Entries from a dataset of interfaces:
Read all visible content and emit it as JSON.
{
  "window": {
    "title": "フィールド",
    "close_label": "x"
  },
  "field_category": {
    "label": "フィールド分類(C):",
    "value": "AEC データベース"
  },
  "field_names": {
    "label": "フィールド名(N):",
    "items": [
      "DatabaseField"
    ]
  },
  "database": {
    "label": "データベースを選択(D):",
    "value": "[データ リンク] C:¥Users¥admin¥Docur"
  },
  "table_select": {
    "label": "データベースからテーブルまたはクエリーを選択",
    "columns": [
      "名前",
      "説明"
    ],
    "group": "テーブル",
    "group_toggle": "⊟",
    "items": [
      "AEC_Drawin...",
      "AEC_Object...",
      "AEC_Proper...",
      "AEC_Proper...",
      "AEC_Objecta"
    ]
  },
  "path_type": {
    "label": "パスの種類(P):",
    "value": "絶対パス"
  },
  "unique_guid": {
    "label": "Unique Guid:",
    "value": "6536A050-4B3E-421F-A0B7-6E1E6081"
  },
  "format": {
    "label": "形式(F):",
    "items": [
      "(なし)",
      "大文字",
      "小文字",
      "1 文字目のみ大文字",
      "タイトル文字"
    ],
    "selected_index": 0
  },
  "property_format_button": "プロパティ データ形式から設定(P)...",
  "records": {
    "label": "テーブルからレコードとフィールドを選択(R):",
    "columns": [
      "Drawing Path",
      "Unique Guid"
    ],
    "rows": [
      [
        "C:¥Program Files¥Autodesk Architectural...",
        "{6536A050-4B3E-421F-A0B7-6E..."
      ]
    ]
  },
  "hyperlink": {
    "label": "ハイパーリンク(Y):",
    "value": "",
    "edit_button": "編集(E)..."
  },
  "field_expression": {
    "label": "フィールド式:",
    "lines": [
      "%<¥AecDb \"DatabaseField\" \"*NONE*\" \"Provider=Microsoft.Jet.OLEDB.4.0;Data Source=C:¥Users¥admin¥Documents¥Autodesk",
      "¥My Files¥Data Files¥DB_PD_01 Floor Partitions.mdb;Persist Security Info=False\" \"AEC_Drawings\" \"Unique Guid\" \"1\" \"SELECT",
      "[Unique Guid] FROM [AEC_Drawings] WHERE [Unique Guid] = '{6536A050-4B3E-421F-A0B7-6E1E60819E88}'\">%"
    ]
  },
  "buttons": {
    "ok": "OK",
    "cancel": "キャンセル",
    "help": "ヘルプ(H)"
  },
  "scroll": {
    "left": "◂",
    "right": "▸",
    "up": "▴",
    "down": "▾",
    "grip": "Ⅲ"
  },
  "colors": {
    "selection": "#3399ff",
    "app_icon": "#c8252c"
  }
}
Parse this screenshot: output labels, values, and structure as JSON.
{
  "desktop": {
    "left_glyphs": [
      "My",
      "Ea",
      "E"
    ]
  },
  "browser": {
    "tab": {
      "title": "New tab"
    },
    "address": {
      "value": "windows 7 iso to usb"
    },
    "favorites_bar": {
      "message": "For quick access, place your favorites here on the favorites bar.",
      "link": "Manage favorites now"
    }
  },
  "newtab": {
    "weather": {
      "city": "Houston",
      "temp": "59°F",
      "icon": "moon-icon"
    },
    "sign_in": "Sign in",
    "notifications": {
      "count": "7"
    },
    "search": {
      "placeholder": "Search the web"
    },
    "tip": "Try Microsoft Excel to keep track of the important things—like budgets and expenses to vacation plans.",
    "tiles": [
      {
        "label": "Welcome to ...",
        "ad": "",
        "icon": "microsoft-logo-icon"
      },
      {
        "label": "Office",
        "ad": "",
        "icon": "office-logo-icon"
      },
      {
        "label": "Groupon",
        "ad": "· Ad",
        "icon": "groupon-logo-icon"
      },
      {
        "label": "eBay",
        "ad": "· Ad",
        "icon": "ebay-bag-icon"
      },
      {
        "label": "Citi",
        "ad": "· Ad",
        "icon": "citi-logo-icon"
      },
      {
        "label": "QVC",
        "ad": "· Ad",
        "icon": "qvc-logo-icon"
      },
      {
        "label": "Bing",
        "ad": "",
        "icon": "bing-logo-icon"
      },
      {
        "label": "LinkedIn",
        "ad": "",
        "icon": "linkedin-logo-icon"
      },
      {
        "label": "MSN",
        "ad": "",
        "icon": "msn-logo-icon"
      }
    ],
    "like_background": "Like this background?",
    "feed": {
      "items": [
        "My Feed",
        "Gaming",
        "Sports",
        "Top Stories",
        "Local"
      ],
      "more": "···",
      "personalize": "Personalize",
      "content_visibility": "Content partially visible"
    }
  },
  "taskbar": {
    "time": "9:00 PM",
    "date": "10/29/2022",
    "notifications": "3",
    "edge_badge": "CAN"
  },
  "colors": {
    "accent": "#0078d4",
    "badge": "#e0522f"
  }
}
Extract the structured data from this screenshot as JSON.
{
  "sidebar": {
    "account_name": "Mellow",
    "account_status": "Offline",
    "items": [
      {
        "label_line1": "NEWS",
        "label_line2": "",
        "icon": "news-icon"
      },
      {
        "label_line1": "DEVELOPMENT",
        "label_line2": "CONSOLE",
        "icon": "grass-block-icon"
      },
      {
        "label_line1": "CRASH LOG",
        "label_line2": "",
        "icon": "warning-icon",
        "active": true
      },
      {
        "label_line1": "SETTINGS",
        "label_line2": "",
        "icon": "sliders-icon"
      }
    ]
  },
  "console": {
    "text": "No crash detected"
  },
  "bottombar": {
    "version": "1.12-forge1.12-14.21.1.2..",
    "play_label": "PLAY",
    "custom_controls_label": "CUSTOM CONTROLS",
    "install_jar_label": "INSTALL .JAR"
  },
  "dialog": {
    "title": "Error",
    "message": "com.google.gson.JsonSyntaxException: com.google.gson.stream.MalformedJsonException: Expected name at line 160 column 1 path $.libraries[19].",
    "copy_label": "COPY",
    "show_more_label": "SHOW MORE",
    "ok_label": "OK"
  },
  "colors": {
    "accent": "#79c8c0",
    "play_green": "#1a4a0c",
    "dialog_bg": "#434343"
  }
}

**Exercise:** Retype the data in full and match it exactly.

**Result for this task:**
Read all visible content and emit it as JSON.
{
  "window": {
    "title": "フィールド",
    "close_label": "x"
  },
  "field_category": {
    "label": "フィールド分類(C):",
    "value": "AEC データベース"
  },
  "field_names": {
    "label": "フィールド名(N):",
    "items": [
      "DatabaseField"
    ]
  },
  "database": {
    "label": "データベースを選択(D):",
    "value": "[データ リンク] C:¥Users¥admin¥Docur"
  },
  "table_select": {
    "label": "データベースからテーブルまたはクエリーを選択",
    "columns": [
      "名前",
      "説明"
    ],
    "group": "テーブル",
    "group_toggle": "⊟",
    "items": [
      "AEC_Drawin...",
      "AEC_Object...",
      "AEC_Proper...",
      "AEC_Proper...",
      "AEC_Objecta"
    ]
  },
  "path_type": {
    "label": "パスの種類(P):",
    "value": "絶対パス"
  },
  "unique_guid": {
    "label": "Unique Guid:",
    "value": "6536A050-4B3E-421F-A0B7-6E1E6081"
  },
  "format": {
    "label": "形式(F):",
    "items": [
      "(なし)",
      "大文字",
      "小文字",
      "1 文字目のみ大文字",
      "タイトル文字"
    ],
    "selected_index": 0
  },
  "property_format_button": "プロパティ データ形式から設定(P)...",
  "records": {
    "label": "テーブルからレコードとフィールドを選択(R):",
    "columns": [
      "Drawing Path",
      "Unique Guid"
    ],
    "rows": [
      [
        "C:¥Program Files¥Autodesk Architectural...",
        "{6536A050-4B3E-421F-A0B7-6E..."
      ]
    ]
  },
  "hyperlink": {
    "label": "ハイパーリンク(Y):",
    "value": "",
    "edit_button": "編集(E)..."
  },
  "field_expression": {
    "label": "フィールド式:",
    "lines": [
      "%<¥AecDb \"DatabaseField\" \"*NONE*\" \"Provider=Microsoft.Jet.OLEDB.4.0;Data Source=C:¥Users¥admin¥Documents¥Autodesk",
      "¥My Files¥Data Files¥DB_PD_01 Floor Partitions.mdb;Persist Security Info=False\" \"AEC_Drawings\" \"Unique Guid\" \"1\" \"SELECT",
      "[Unique Guid] FROM [AEC_Drawings] WHERE [Unique Guid] = '{6536A050-4B3E-421F-A0B7-6E1E60819E88}'\">%"
    ]
  },
  "buttons": {
    "ok": "OK",
    "cancel": "キャンセル",
    "help": "ヘルプ(H)"
  },
  "scroll": {
    "left": "◂",
    "right": "▸",
    "up": "▴",
    "down": "▾",
    "grip": "Ⅲ"
  },
  "colors": {
    "selection": "#3399ff",
    "app_icon": "#c8252c"
  }
}
Parse this screenshot: output labels, values, and structure as JSON.
{
  "desktop": {
    "left_glyphs": [
      "My",
      "Ea",
      "E"
    ]
  },
  "browser": {
    "tab": {
      "title": "New tab"
    },
    "address": {
      "value": "windows 7 iso to usb"
    },
    "favorites_bar": {
      "message": "For quick access, place your favorites here on the favorites bar.",
      "link": "Manage favorites now"
    }
  },
  "newtab": {
    "weather": {
      "city": "Houston",
      "temp": "59°F",
      "icon": "moon-icon"
    },
    "sign_in": "Sign in",
    "notifications": {
      "count": "7"
    },
    "search": {
      "placeholder": "Search the web"
    },
    "tip": "Try Microsoft Excel to keep track of the important things—like budgets and expenses to vacation plans.",
    "tiles": [
      {
        "label": "Welcome to ...",
        "ad": "",
        "icon": "microsoft-logo-icon"
      },
      {
        "label": "Office",
        "ad": "",
        "icon": "office-logo-icon"
      },
      {
        "label": "Groupon",
        "ad": "· Ad",
        "icon": "groupon-logo-icon"
      },
      {
        "label": "eBay",
        "ad": "· Ad",
        "icon": "ebay-bag-icon"
      },
      {
        "label": "Citi",
        "ad": "· Ad",
        "icon": "citi-logo-icon"
      },
      {
        "label": "QVC",
        "ad": "· Ad",
        "icon": "qvc-logo-icon"
      },
      {
        "label": "Bing",
        "ad": "",
        "icon": "bing-logo-icon"
      },
      {
        "label": "LinkedIn",
        "ad": "",
        "icon": "linkedin-logo-icon"
      },
      {
        "label": "MSN",
        "ad": "",
        "icon": "msn-logo-icon"
      }
    ],
    "like_background": "Like this background?",
    "feed": {
      "items": [
        "My Feed",
        "Gaming",
        "Sports",
        "Top Stories",
        "Local"
      ],
      "more": "···",
      "personalize": "Personalize",
      "content_visibility": "Content partially visible"
    }
  },
  "taskbar": {
    "time": "9:00 PM",
    "date": "10/29/2022",
    "notifications": "3",
    "edge_badge": "CAN"
  },
  "colors": {
    "accent": "#0078d4",
    "badge": "#e0522f"
  }
}
Extract the structured data from this screenshot as JSON.
{
  "sidebar": {
    "account_name": "Mellow",
    "account_status": "Offline",
    "items": [
      {
        "label_line1": "NEWS",
        "label_line2": "",
        "icon": "news-icon"
      },
      {
        "label_line1": "DEVELOPMENT",
        "label_line2": "CONSOLE",
        "icon": "grass-block-icon"
      },
      {
        "label_line1": "CRASH LOG",
        "label_line2": "",
        "icon": "warning-icon",
        "active": true
      },
      {
        "label_line1": "SETTINGS",
        "label_line2": "",
        "icon": "sliders-icon"
      }
    ]
  },
  "console": {
    "text": "No crash detected"
  },
  "bottombar": {
    "version": "1.12-forge1.12-14.21.1.2..",
    "play_label": "PLAY",
    "custom_controls_label": "CUSTOM CONTROLS",
    "install_jar_label": "INSTALL .JAR"
  },
  "dialog": {
    "title": "Error",
    "message": "com.google.gson.JsonSyntaxException: com.google.gson.stream.MalformedJsonException: Expected name at line 160 column 1 path $.libraries[19].",
    "copy_label": "COPY",
    "show_more_label": "SHOW MORE",
    "ok_label": "OK"
  },
  "colors": {
    "accent": "#79c8c0",
    "play_green": "#1a4a0c",
    "dialog_bg": "#434343"
  }
}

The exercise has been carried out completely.